- [Given records]
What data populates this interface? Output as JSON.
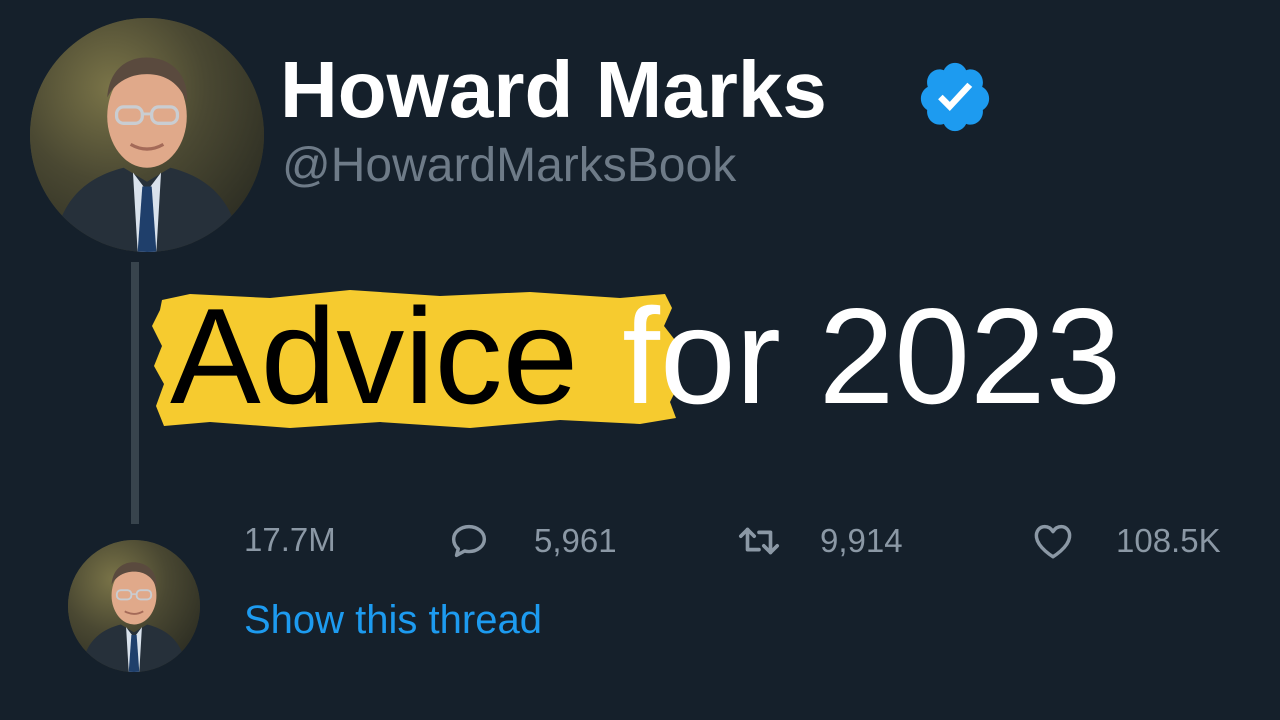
{
  "profile": {
    "display_name": "Howard Marks",
    "handle": "@HowardMarksBook",
    "verified_icon": "verified-badge-icon",
    "verified_color": "#1d9bf0",
    "avatar": "avatar-photo"
  },
  "tweet": {
    "highlighted_word": "Advice",
    "rest_text": "for 2023",
    "highlight_color": "#f6cb2f"
  },
  "stats": {
    "views": "17.7M",
    "replies": "5,961",
    "retweets": "9,914",
    "likes": "108.5K",
    "icons": [
      "reply-icon",
      "retweet-icon",
      "like-icon"
    ]
  },
  "thread": {
    "show_label": "Show this thread",
    "link_color": "#1d9bf0"
  },
  "colors": {
    "background": "#15202b",
    "muted_text": "#8b98a5",
    "thread_line": "#38444d"
  }
}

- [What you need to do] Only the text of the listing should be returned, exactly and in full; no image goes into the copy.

- [Result of this exercise]
What data populates this interface? Output as JSON.
{
  "profile": {
    "display_name": "Howard Marks",
    "handle": "@HowardMarksBook",
    "verified_icon": "verified-badge-icon",
    "verified_color": "#1d9bf0",
    "avatar": "avatar-photo"
  },
  "tweet": {
    "highlighted_word": "Advice",
    "rest_text": "for 2023",
    "highlight_color": "#f6cb2f"
  },
  "stats": {
    "views": "17.7M",
    "replies": "5,961",
    "retweets": "9,914",
    "likes": "108.5K",
    "icons": [
      "reply-icon",
      "retweet-icon",
      "like-icon"
    ]
  },
  "thread": {
    "show_label": "Show this thread",
    "link_color": "#1d9bf0"
  },
  "colors": {
    "background": "#15202b",
    "muted_text": "#8b98a5",
    "thread_line": "#38444d"
  }
}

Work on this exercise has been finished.